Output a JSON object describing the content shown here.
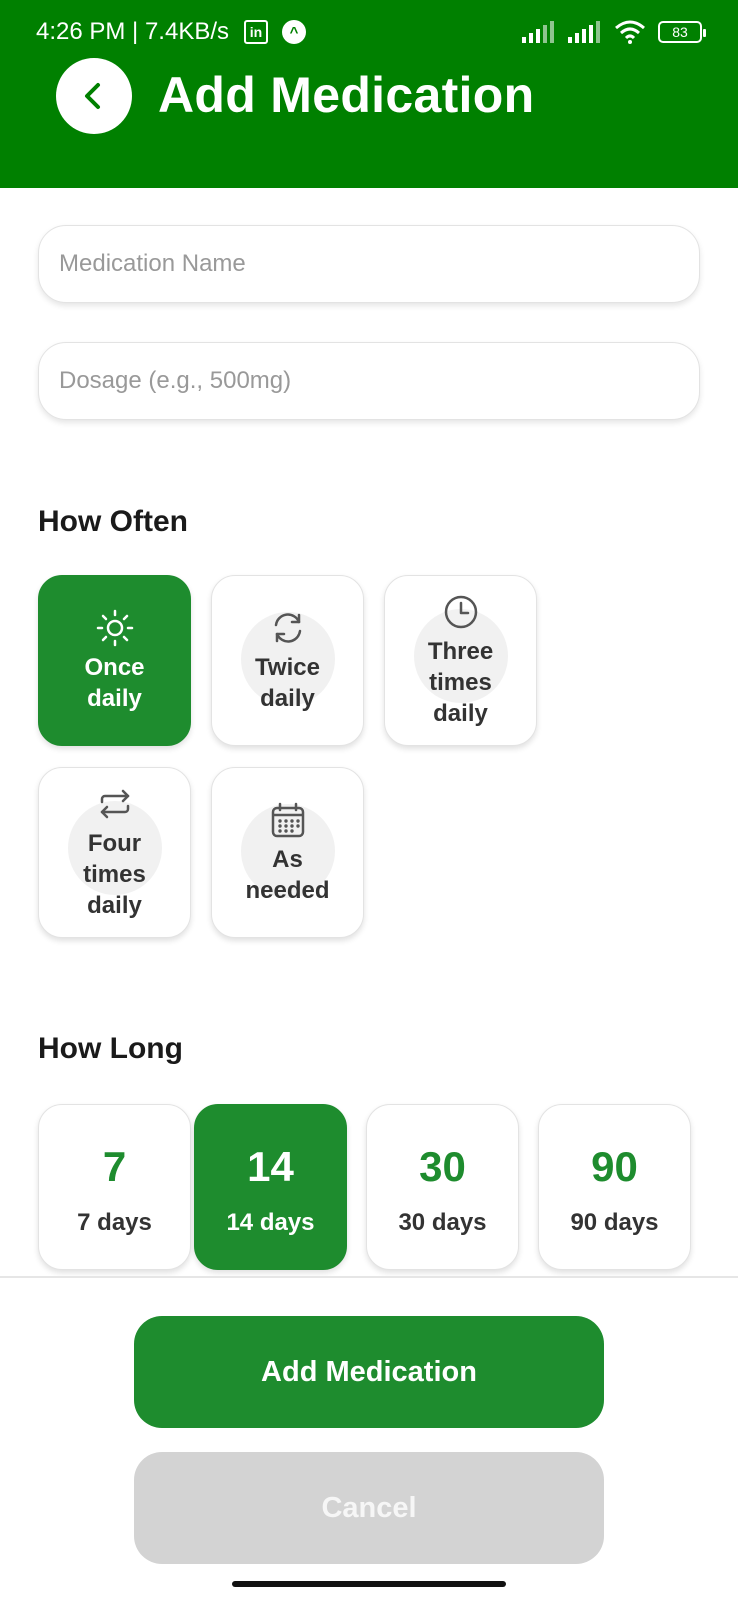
{
  "status_bar": {
    "time_speed": "4:26 PM | 7.4KB/s",
    "battery": "83"
  },
  "header": {
    "title": "Add Medication",
    "back_icon": "chevron-left-icon"
  },
  "form": {
    "medication_name_placeholder": "Medication Name",
    "dosage_placeholder": "Dosage (e.g., 500mg)"
  },
  "frequency": {
    "title": "How Often",
    "options": [
      {
        "label": "Once daily",
        "icon": "sun-icon",
        "selected": true
      },
      {
        "label": "Twice daily",
        "icon": "refresh-icon",
        "selected": false
      },
      {
        "label": "Three times daily",
        "icon": "clock-icon",
        "selected": false
      },
      {
        "label": "Four times daily",
        "icon": "repeat-icon",
        "selected": false
      },
      {
        "label": "As needed",
        "icon": "calendar-icon",
        "selected": false
      }
    ]
  },
  "duration": {
    "title": "How Long",
    "options": [
      {
        "value": "7",
        "label": "7 days",
        "selected": false
      },
      {
        "value": "14",
        "label": "14 days",
        "selected": true
      },
      {
        "value": "30",
        "label": "30 days",
        "selected": false
      },
      {
        "value": "90",
        "label": "90 days",
        "selected": false
      }
    ]
  },
  "actions": {
    "add_label": "Add Medication",
    "cancel_label": "Cancel"
  },
  "colors": {
    "header": "#008000",
    "accent": "#1e8c2e",
    "cancel": "#d3d3d3"
  }
}
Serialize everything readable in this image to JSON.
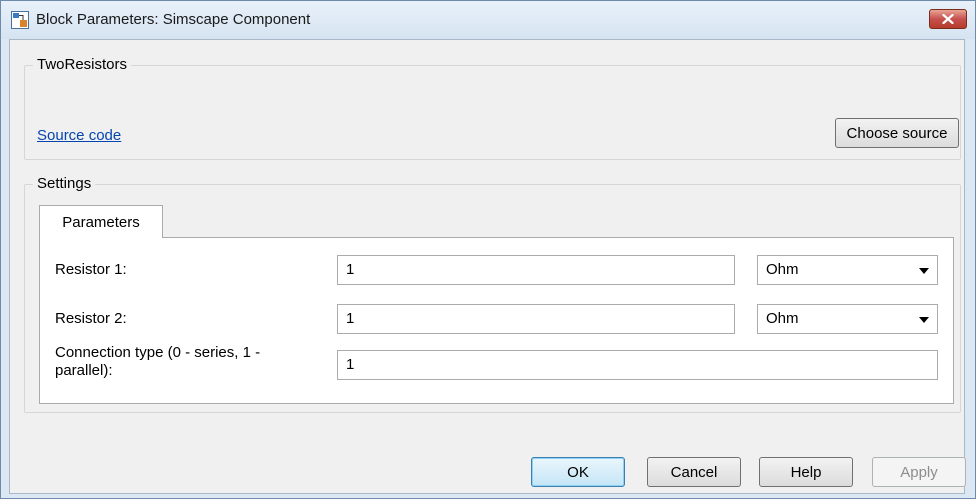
{
  "window": {
    "title": "Block Parameters: Simscape Component"
  },
  "icons": {
    "app": "simulink-block-icon",
    "close": "close-icon",
    "dropdown": "chevron-down-icon"
  },
  "colors": {
    "link": "#0645ad",
    "close_button": "#c75050",
    "window_frame": "#dbe7f3"
  },
  "component_group": {
    "title": "TwoResistors",
    "link_label": "Source code",
    "choose_button_label": "Choose source"
  },
  "settings_group": {
    "title": "Settings",
    "tabs": [
      {
        "label": "Parameters",
        "selected": true
      }
    ],
    "params": [
      {
        "label": "Resistor 1:",
        "value": "1",
        "unit": "Ohm"
      },
      {
        "label": "Resistor 2:",
        "value": "1",
        "unit": "Ohm"
      },
      {
        "label": "Connection type (0 - series, 1 - parallel):",
        "value": "1"
      }
    ]
  },
  "buttons": {
    "ok": "OK",
    "cancel": "Cancel",
    "help": "Help",
    "apply": "Apply"
  }
}
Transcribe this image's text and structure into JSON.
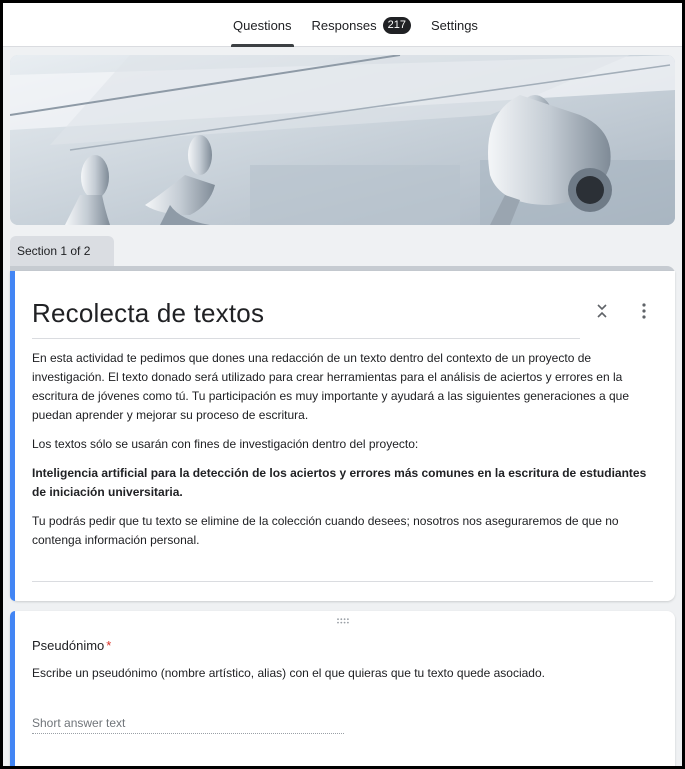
{
  "tabs": [
    {
      "label": "Questions",
      "active": true
    },
    {
      "label": "Responses",
      "badge": "217"
    },
    {
      "label": "Settings"
    }
  ],
  "section": {
    "label": "Section 1 of 2"
  },
  "form": {
    "title": "Recolecta de textos",
    "description": [
      "En esta actividad te pedimos que dones una redacción de un texto dentro del contexto de un proyecto de investigación. El texto donado será utilizado para crear herramientas para el análisis de aciertos y errores en la escritura de jóvenes como tú. Tu participación es muy importante y ayudará a las siguientes generaciones a que puedan aprender y mejorar su proceso de escritura.",
      "Los textos sólo se usarán con fines de investigación dentro del proyecto:",
      "Inteligencia artificial para la detección de los aciertos y errores más comunes en la escritura de estudiantes de iniciación universitaria.",
      "Tu podrás pedir que tu texto se elimine de la colección cuando desees; nosotros nos aseguraremos de que no contenga información personal."
    ]
  },
  "question": {
    "title": "Pseudónimo",
    "required_mark": "*",
    "description": "Escribe un pseudónimo (nombre artístico, alias) con el que quieras que tu texto quede asociado.",
    "placeholder": "Short answer text"
  },
  "colors": {
    "accent": "#4285f4",
    "required": "#d93025",
    "badge": "#202124"
  },
  "icons": {
    "collapse": "collapse-icon",
    "more": "more-vert-icon",
    "drag": "drag-handle-icon"
  }
}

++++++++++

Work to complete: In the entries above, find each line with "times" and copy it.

Task output:
        "label": "Three times daily",
        "label": "Four times daily",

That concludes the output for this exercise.